State Dept. Sought Deal To Declassify Clinton Emails

| by Nik Bonopartis

A senior State Department official tried to bribe the FBI to declassify emails on Clinton's private server, according to newly released documents.

Undersecretary of State Patrick Kennedy dangled the prospect of allowing the FBI to operate in countries where the agency has not been permitted to operate, the New York Post reported, citing internal documents from the FBI.

Kennedy was reportedly trying to have the emails declassified to help Clinton's claim that she never sent or received classified information from her private email account, which was run from a personal, unsecured server in the basement of her Chappaqua, New York home.

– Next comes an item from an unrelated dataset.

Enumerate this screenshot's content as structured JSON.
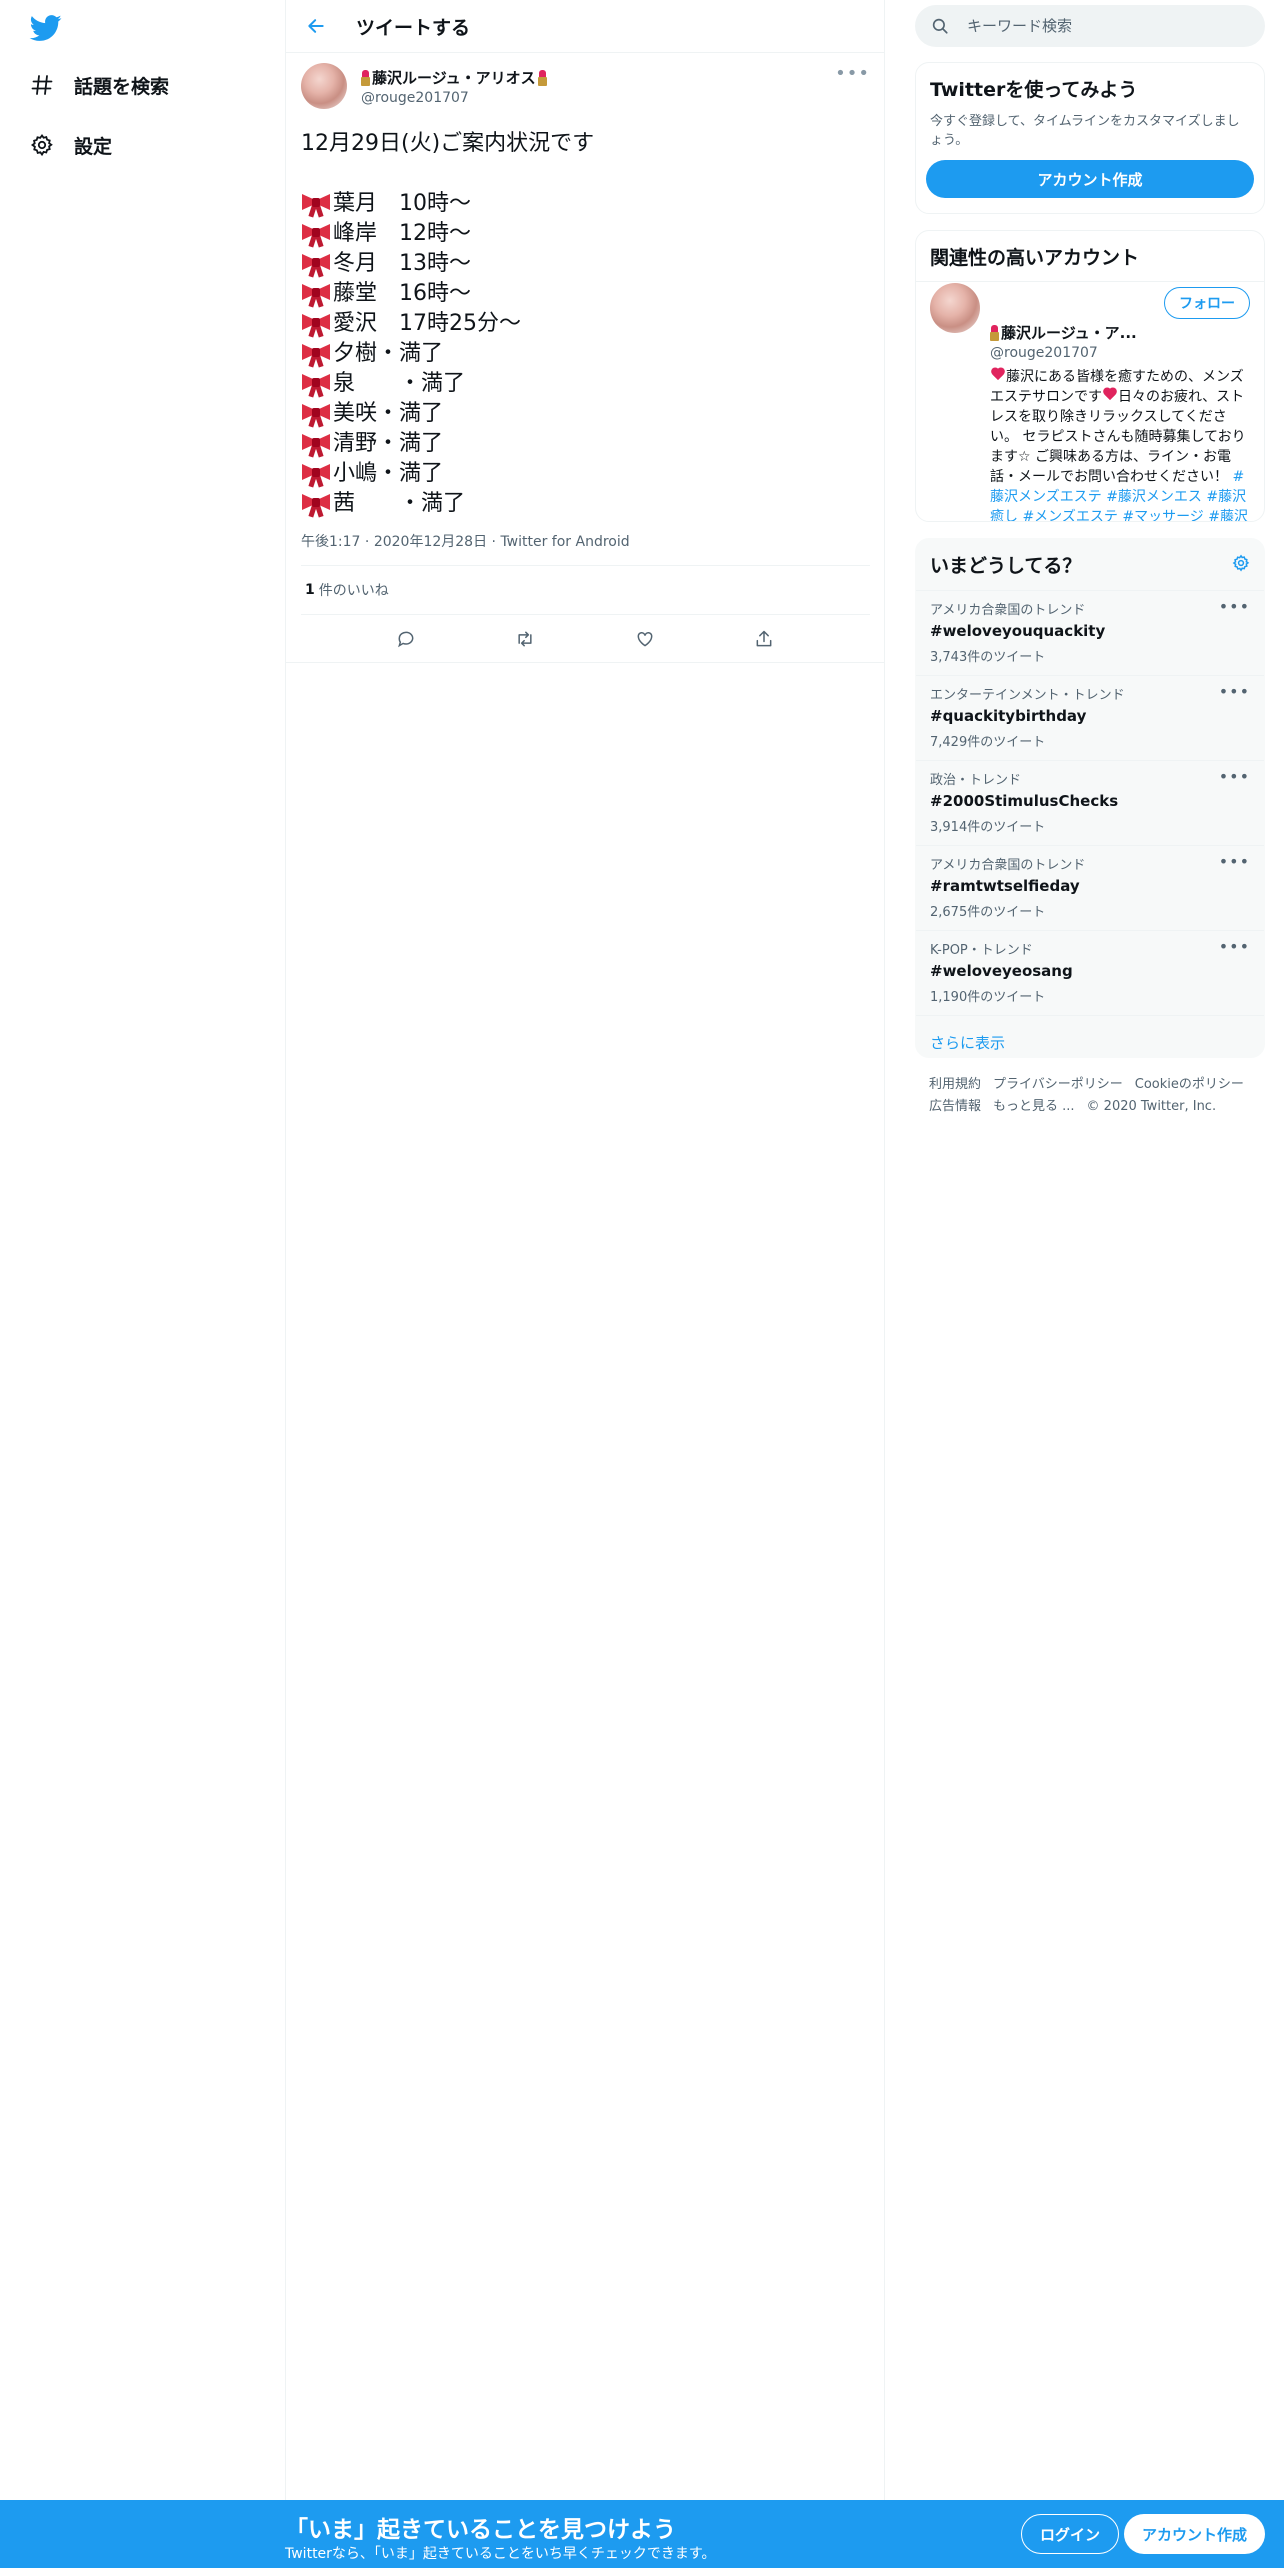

The agent "indicated he had been contacted by [Kennedy], who had asked his assistance in altering the e-mail’s classification in exchange for a ‘quid pro quo,’" according to the documents, which were released in mid-October by the bureau in response to a Freedom of Information Act request.

Popular Video

This young teenage singer was shocked when Keith Urban invited her on stage at his concert. A few moments later, he made her wildest dreams come true.

Kennedy "advised that in exchange for marking the e-mail unclassified, STATE would reciprocate by allowing the FBI to place more Agents in countries where they are presently forbidden,” the document continues.

That follows other revelations, including one from a State Department staffer who said there was "immense pressure" to quickly review Clinton's private server emails and avoid labeling any of them as classified, the Post reported.

The Department of State's inspector general also weighed in on Kennedy's offer, saying his "tone and tenor were definitely not positive when dealing” with his office.

“[REDACTED] believes STATE has an agenda which involves minimizing the classified nature of the CLINTON e-mails in order to protect STATE interests and those of CLINTON,” the FBI documents said.

Popular Video

This young teenage singer was shocked when Keith Urban invited her on stage at his concert. A few moments later, he made her wildest dreams come true:

When the FBI rebuffed Kennedy's offer of a deal, Kennedy went up the chain of command to float his proposal to more senior FBI officials, Politico reported. He was unsuccessful.

Kennedy remains in his post despite calls for President Barack Obama to remove him. Among those calling for Kennedy's resignation were House Oversight and Government Reform Committee Chairman Jason Chaffetz, a Utah Republican, and House Intelligence Committee Chairman Devin Nunes, a Republican from California.

“Someone who would try to get classification markings doctored should not continue serving in the State Department or retain access to classified information," the Republican congressmen wrote, per Fox News. "Therefore, President Obama and Secretary Kerry should immediately remove Under Secretary Kennedy pending a full investigation."

Sources: Politico, New York Post, Fox News / Photo credit: Gage Skidmore/Flickr

Should the Obama administration ask Kennedy to resign?
Yes - 0%
Yes - 0%